Soon she switched her hours working as a home health aide to weekends, relying on her mom for backup child care. Mentally it was almost too much, but in August the struggle finally became worth it: She graduated with a certificate in surgery technology and now works in the operating room at Newton-Wellesley Hospital, assisting surgeons on a host of complex procedures.
“I don’t know how I managed to juggle everything but I somehow did it,” she said.
For students like Silva who managed to stay in school over the past two years, the stress has taken a toll on their mental health.
Kyra McLean, 20, said she had to repeat a psychology course several times at Northern Essex Community College because she suffered from so much stress and anxiety during the pandemic.
This year she completed the course and for her final project made a video about how her own struggles and how other students can access mental health resources on campus.
“It’s more than feeling sad one day; it affected and hit people deeper than we realize at this moment,” she said.
The community college offered a perfect alternative to a four-year university because it was cheaper, close to home, and allowed her to earn credits and build her confidence. This spring she plans to transfer to Southern New Hampshire University.
“I loved going [to Northern Essex,]” she said. “It saved me, in a way.”
Despite the enrollment losses overall, most campuses have seen gains in the number of new first-time students who entered this fall, compared to the incoming class in the fall of 2020 during the height of the pandemic.
Leaders said they believe this is because the pandemic has erased some of the stigma of community college. High school graduates increasingly view it as an attractive, practical option, they said.
“Culturally in Boston there is certainly a bias that has said in the past ‘the best alternative is a private four-year school,’ ” said Roberson, the Roxbury president. “I see that changing a lot as a result of the pandemic.”
Some of the growth is a result of targeted efforts the colleges made last year as they worried that, amid the chaos, some students would simply not attend college at all. Indeed in fall 2020, community colleges saw enrollment of first-year Black and Latino students decline by one-third, a stunning drop that mirrored national trends.
Northern Essex Community College saw hundreds of new students enroll this year after they sent staff to work with high schools in Lawrence, Methuen, and Haverhill, aiding students as they filled out complex financial aid forms.

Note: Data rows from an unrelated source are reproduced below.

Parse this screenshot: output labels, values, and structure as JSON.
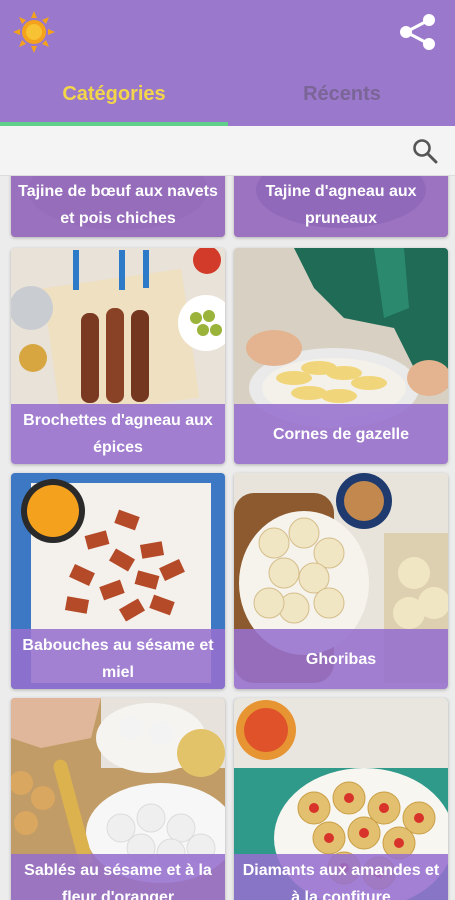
{
  "header": {
    "left_icon": "sun-icon",
    "right_icon": "share-icon"
  },
  "tabs": [
    {
      "label": "Catégories",
      "active": true
    },
    {
      "label": "Récents",
      "active": false
    }
  ],
  "search": {
    "icon": "search-icon"
  },
  "colors": {
    "primary": "#9a79cc",
    "active_tab": "#f3d54a",
    "inactive_tab": "#7a6596",
    "indicator": "#5fcf8a",
    "caption_bg": "#9670ce"
  },
  "recipes": [
    {
      "title": "Tajine de bœuf aux navets et pois chiches"
    },
    {
      "title": "Tajine d'agneau aux pruneaux"
    },
    {
      "title": "Brochettes d'agneau aux épices"
    },
    {
      "title": "Cornes de gazelle"
    },
    {
      "title": "Babouches au sésame et miel"
    },
    {
      "title": "Ghoribas"
    },
    {
      "title": "Sablés au sésame et à la fleur d'oranger"
    },
    {
      "title": "Diamants aux amandes et à la confiture"
    }
  ]
}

Northern Essex president Lane Glenn said it felt crucial to reach those students because he is concerned about the impact that losing them could have on the workforce.
“Many of these students, if they don’t start college now, will not start,” he said.